In 2017, Dr. Bernard St. Louis to Indiana, where she became a doctor who advocates for reproductive rights, said Dr. Tracey A. Wilkinson, a pediatrician who worked there with Dr. Bernard is involved with the Indiana chapter of the Reproductive Health Advocacy Project. dr Wilkinson spent all of Monday at the Indiana Capitol and said she felt Dr. Bernard’s absence very strong.

“We don’t know that we’re going to change the way the voting takes place,” said Dr. Wilkinson. “We go on record that someone stood up and said this is wrong. We go so our patients will hear someone who cares about them.”

Indiana’s abortion ban emerged from a Senate committee on Tuesday, drawing critics from across the political spectrum. Abortion rights advocates have called the measure an attack on women, while several anti-abortion activists have criticized exceptions that would allow abortion in cases of rape and incest; One suggested that the 10-year-old patient of Dr. Bernard should have given birth.

If the law is passed, said Dr. Bernard, she will likely refer Indiana women to out-of-state abortion providers. Though she knows it could cause her more trouble, she has no intention of keeping quiet.

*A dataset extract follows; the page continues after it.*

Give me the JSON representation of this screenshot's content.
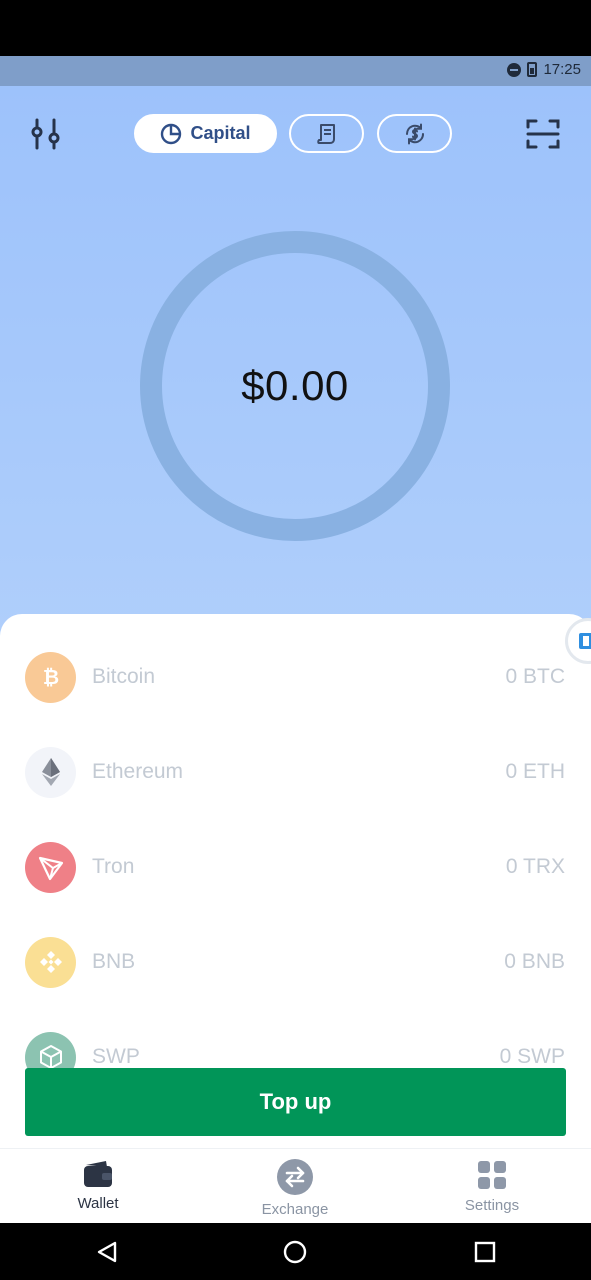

“One of the most important things about abortion in America is that people don’t want to talk about it,” she said. “They fear the stigma, vendors fear the stigma that they will be harassed, specifically because they were. So one of the most important things is to be honest.”

MitchSmith contributed to this story.

Leave a Comment

Your email address will not be published.